START Given records

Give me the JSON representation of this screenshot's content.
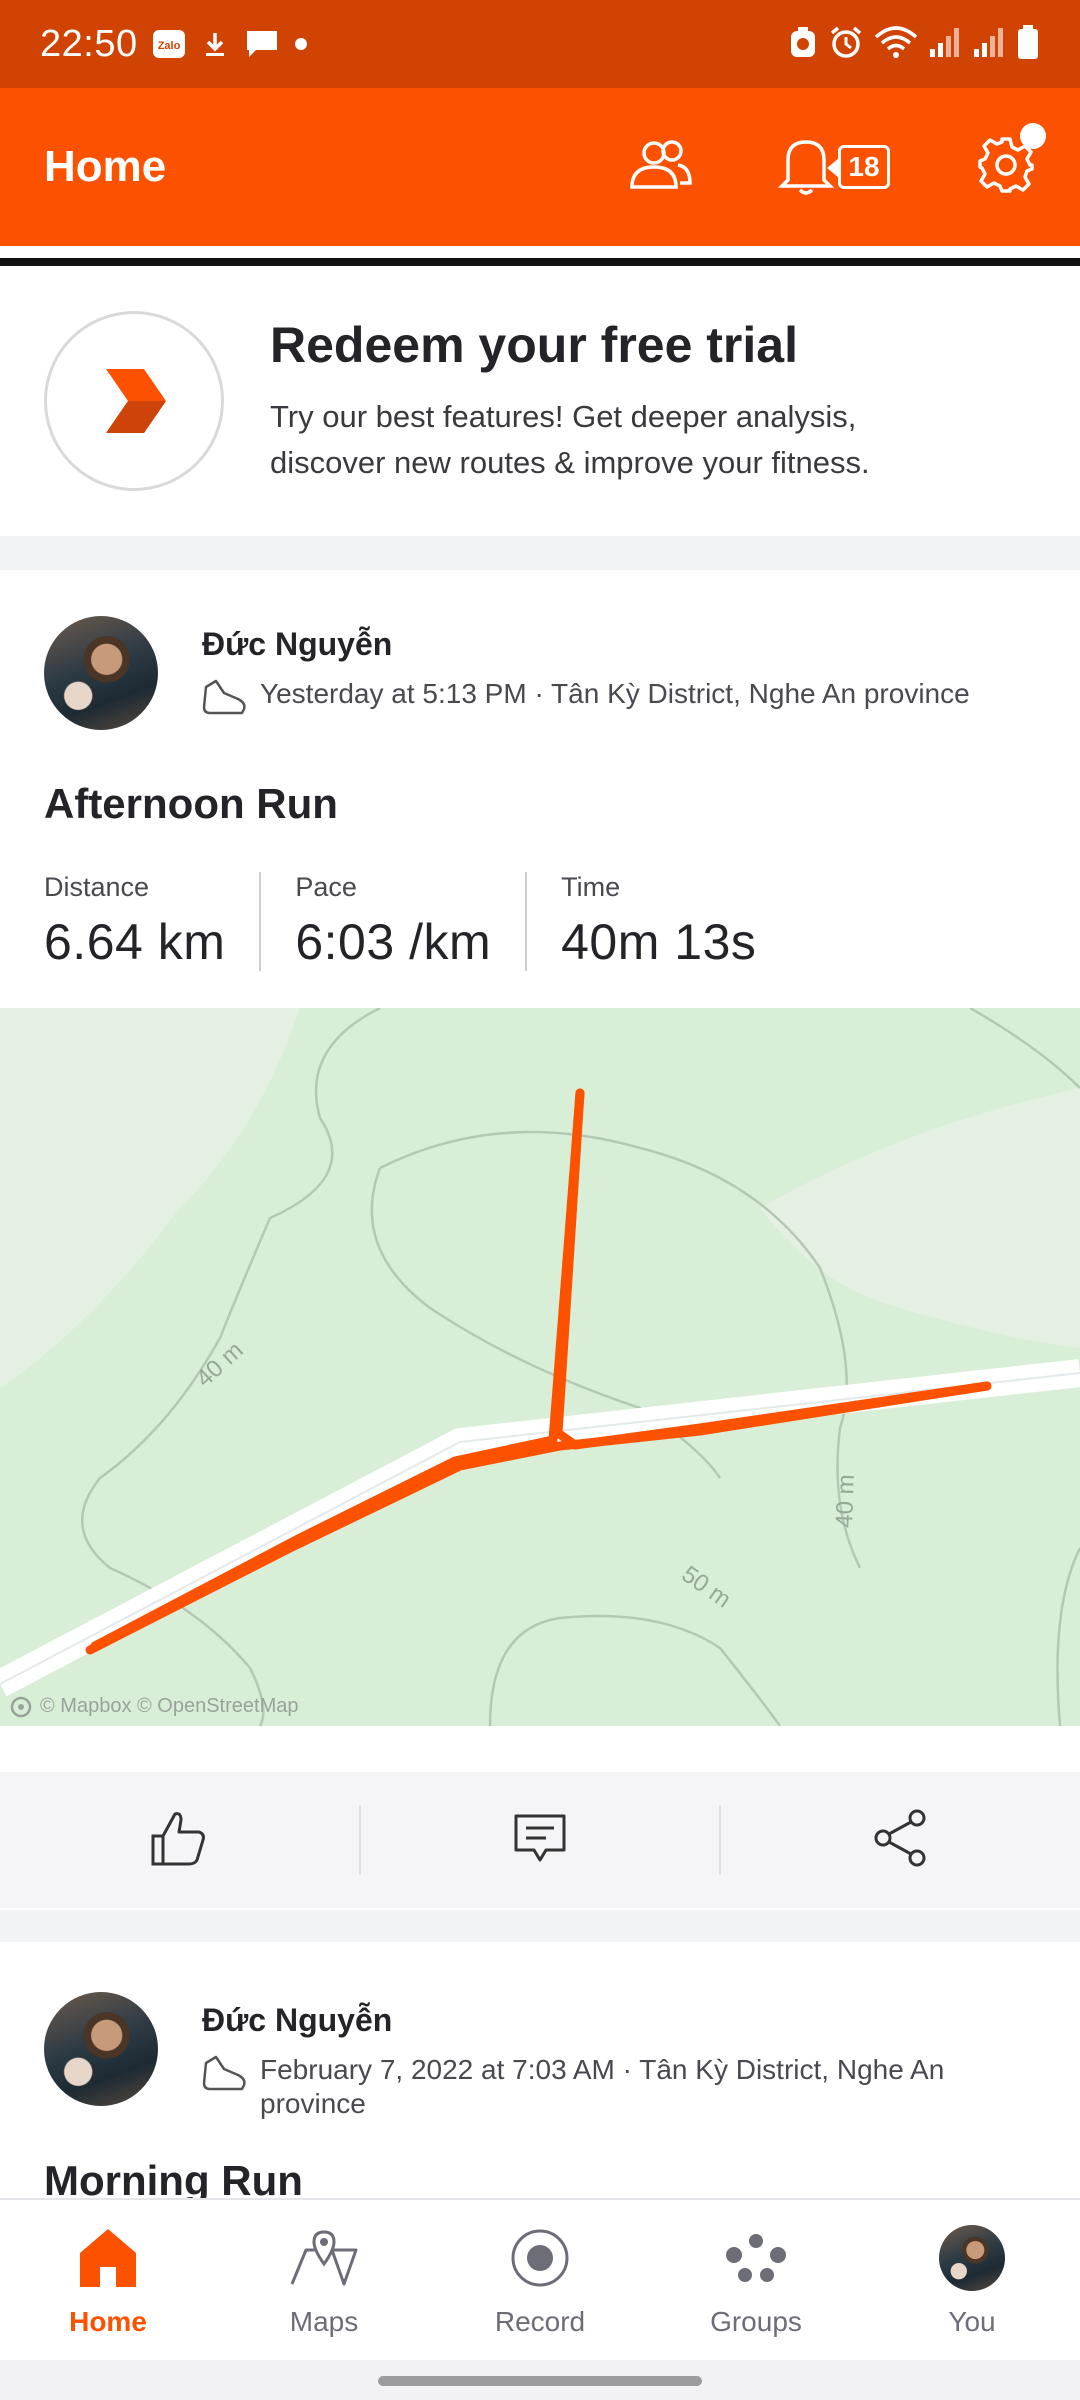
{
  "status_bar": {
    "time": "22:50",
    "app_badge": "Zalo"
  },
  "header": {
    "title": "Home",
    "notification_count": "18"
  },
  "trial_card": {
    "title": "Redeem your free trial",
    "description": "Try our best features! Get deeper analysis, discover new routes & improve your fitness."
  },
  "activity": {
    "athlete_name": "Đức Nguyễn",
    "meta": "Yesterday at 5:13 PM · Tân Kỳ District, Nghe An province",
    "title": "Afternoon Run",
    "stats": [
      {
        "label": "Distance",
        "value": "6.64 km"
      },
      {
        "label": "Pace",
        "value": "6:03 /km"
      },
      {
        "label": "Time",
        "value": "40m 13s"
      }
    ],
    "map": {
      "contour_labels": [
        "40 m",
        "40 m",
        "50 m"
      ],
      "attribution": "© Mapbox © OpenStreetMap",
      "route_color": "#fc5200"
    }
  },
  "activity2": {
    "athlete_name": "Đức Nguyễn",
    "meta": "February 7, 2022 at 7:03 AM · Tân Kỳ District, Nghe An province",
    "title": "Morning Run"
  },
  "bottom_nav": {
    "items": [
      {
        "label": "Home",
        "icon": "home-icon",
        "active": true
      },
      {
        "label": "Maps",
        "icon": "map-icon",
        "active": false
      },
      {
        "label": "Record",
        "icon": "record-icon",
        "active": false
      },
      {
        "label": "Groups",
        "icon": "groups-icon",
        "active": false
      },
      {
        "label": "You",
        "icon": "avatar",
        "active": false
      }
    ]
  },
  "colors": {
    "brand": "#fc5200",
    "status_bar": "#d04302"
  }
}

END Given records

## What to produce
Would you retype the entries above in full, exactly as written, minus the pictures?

## Task result
Give me the JSON representation of this screenshot's content.
{
  "status_bar": {
    "time": "22:50",
    "app_badge": "Zalo"
  },
  "header": {
    "title": "Home",
    "notification_count": "18"
  },
  "trial_card": {
    "title": "Redeem your free trial",
    "description": "Try our best features! Get deeper analysis, discover new routes & improve your fitness."
  },
  "activity": {
    "athlete_name": "Đức Nguyễn",
    "meta": "Yesterday at 5:13 PM · Tân Kỳ District, Nghe An province",
    "title": "Afternoon Run",
    "stats": [
      {
        "label": "Distance",
        "value": "6.64 km"
      },
      {
        "label": "Pace",
        "value": "6:03 /km"
      },
      {
        "label": "Time",
        "value": "40m 13s"
      }
    ],
    "map": {
      "contour_labels": [
        "40 m",
        "40 m",
        "50 m"
      ],
      "attribution": "© Mapbox © OpenStreetMap",
      "route_color": "#fc5200"
    }
  },
  "activity2": {
    "athlete_name": "Đức Nguyễn",
    "meta": "February 7, 2022 at 7:03 AM · Tân Kỳ District, Nghe An province",
    "title": "Morning Run"
  },
  "bottom_nav": {
    "items": [
      {
        "label": "Home",
        "icon": "home-icon",
        "active": true
      },
      {
        "label": "Maps",
        "icon": "map-icon",
        "active": false
      },
      {
        "label": "Record",
        "icon": "record-icon",
        "active": false
      },
      {
        "label": "Groups",
        "icon": "groups-icon",
        "active": false
      },
      {
        "label": "You",
        "icon": "avatar",
        "active": false
      }
    ]
  },
  "colors": {
    "brand": "#fc5200",
    "status_bar": "#d04302"
  }
}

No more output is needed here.